Spanish Broadcasting System is the latest public media company to have a disgruntled major shareholder issue a demand that the company sell itself or buy out the public shareholders. Discovery Group, a hedge fund known for actively pressuring company management to take action, charges the SBS CEO Raul Alarcon, whose super-voting stock gives him control of the company, is shortchanging other shareholders by refusing to talk with a potential buyer.
Discovery, which owns 9.8% of SBS’ publicly traded Class A stock, is appealing to the company’s board of directors to form a special committee of independent directors and hire an investment banker to investigate three alternatives for enhancing shareholder value: 1) cash out the public shareholders as "fair value" and go private; 2) sell SBS to a strategic buyer; and 3) remain public but end the dual-tier voting structure and make Alarcon give up either the Chairman or CEO post to someone else. The letter to the board charges that Alarcon has paid himself over 10.1 million in salary, 7.3 million in bonuses and over two million in perks since SBS went public in 1999, while the company’s market capitalization has plunged from 1.5 billion to about one-third that.
The dissident shareholder claims to know that a major media company, identified in the letter by code as "XYZ," is interested in acquiring SBS for at least twice its current stock price, but that Alarcon refuses to discuss the proposal.
RBR/TVBR observation: Might the mysterious "XYZ" be CBS? We understood back when Mel Karmazin was running Viacom/CBS that he very nearly cut a deal to acquire a majority stake in SBS and give CBS a foothold in the growing US Hispanic media market.
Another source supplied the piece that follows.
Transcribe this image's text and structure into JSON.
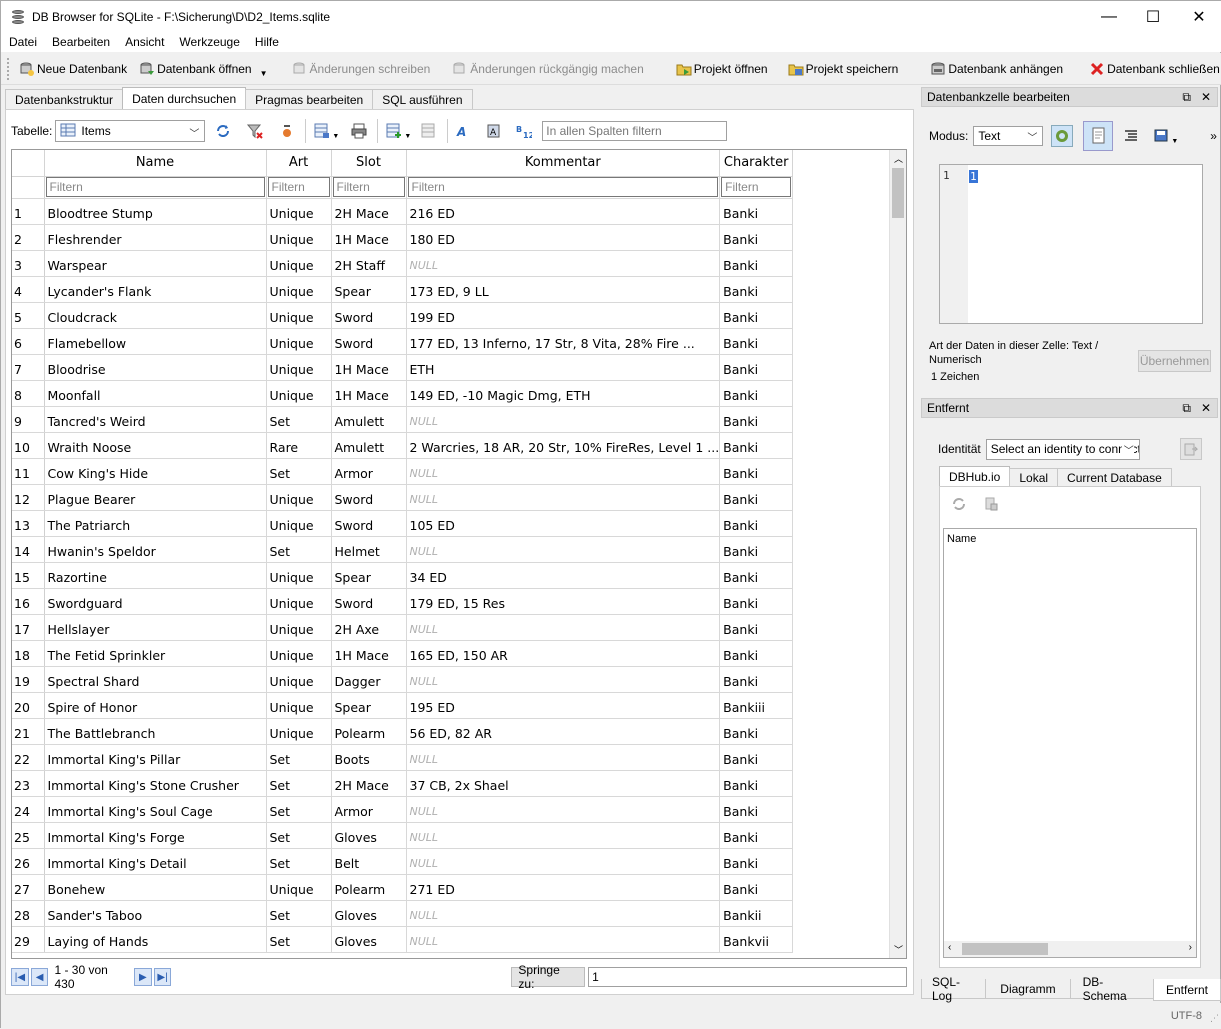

However, that deal reportedly blew up because Alarcon insisted on retaining control.